* **WHAT YOU SHOULD DO**
I'd ask you to write out the lines below exactly, with no images.

* **RECORDS**
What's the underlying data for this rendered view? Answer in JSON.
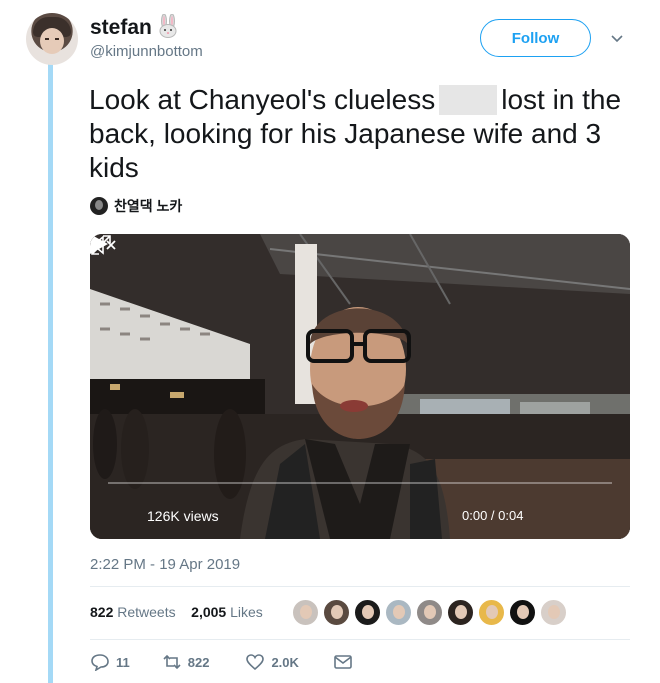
{
  "user": {
    "name": "stefan",
    "handle": "@kimjunnbottom",
    "emoji": "rabbit"
  },
  "follow_label": "Follow",
  "tweet": {
    "text_before": "Look at Chanyeol's clueless",
    "text_after": "lost in the back, looking for his Japanese wife and 3 kids"
  },
  "attribution": {
    "name": "찬열댁 노카"
  },
  "video": {
    "views": "126K views",
    "time": "0:00 / 0:04"
  },
  "timestamp": "2:22 PM - 19 Apr 2019",
  "stats": {
    "retweets_count": "822",
    "retweets_label": "Retweets",
    "likes_count": "2,005",
    "likes_label": "Likes"
  },
  "likers": [
    {
      "color": "#c9c2bd"
    },
    {
      "color": "#5a4a40"
    },
    {
      "color": "#1b1b1b"
    },
    {
      "color": "#aab8c2"
    },
    {
      "color": "#8f8a88"
    },
    {
      "color": "#2c2420"
    },
    {
      "color": "#e8b84a"
    },
    {
      "color": "#111111"
    },
    {
      "color": "#d8cfc9"
    }
  ],
  "actions": {
    "replies": "11",
    "retweets": "822",
    "likes": "2.0K"
  },
  "colors": {
    "accent": "#1da1f2",
    "thread_line": "#a4d9f6",
    "muted": "#657786"
  }
}
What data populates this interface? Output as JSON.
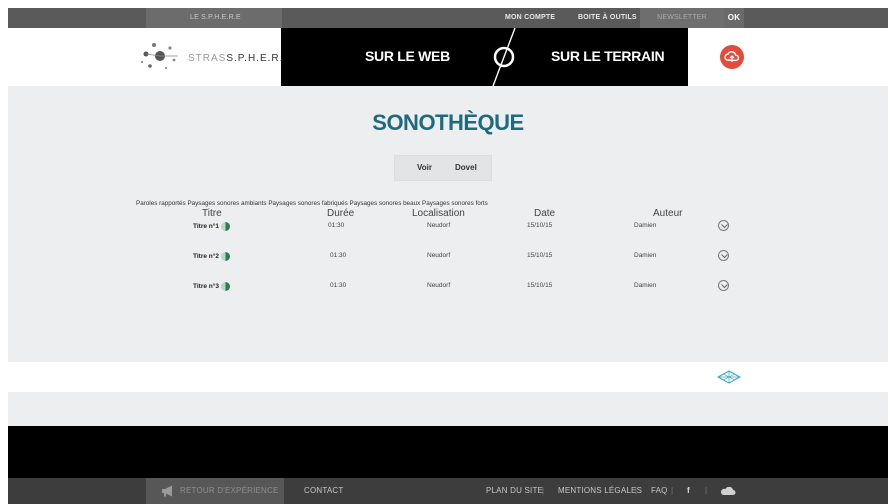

* **FINISHED EXERCISE**
What's the underlying data for this rendered view? Answer in JSON.
{
  "user": {
    "name": "stefan",
    "handle": "@kimjunnbottom",
    "emoji": "rabbit"
  },
  "follow_label": "Follow",
  "tweet": {
    "text_before": "Look at Chanyeol's clueless",
    "text_after": "lost in the back, looking for his Japanese wife and 3 kids"
  },
  "attribution": {
    "name": "찬열댁 노카"
  },
  "video": {
    "views": "126K views",
    "time": "0:00 / 0:04"
  },
  "timestamp": "2:22 PM - 19 Apr 2019",
  "stats": {
    "retweets_count": "822",
    "retweets_label": "Retweets",
    "likes_count": "2,005",
    "likes_label": "Likes"
  },
  "likers": [
    {
      "color": "#c9c2bd"
    },
    {
      "color": "#5a4a40"
    },
    {
      "color": "#1b1b1b"
    },
    {
      "color": "#aab8c2"
    },
    {
      "color": "#8f8a88"
    },
    {
      "color": "#2c2420"
    },
    {
      "color": "#e8b84a"
    },
    {
      "color": "#111111"
    },
    {
      "color": "#d8cfc9"
    }
  ],
  "actions": {
    "replies": "11",
    "retweets": "822",
    "likes": "2.0K"
  },
  "colors": {
    "accent": "#1da1f2",
    "thread_line": "#a4d9f6",
    "muted": "#657786"
  }
}
What data populates this interface? Output as JSON.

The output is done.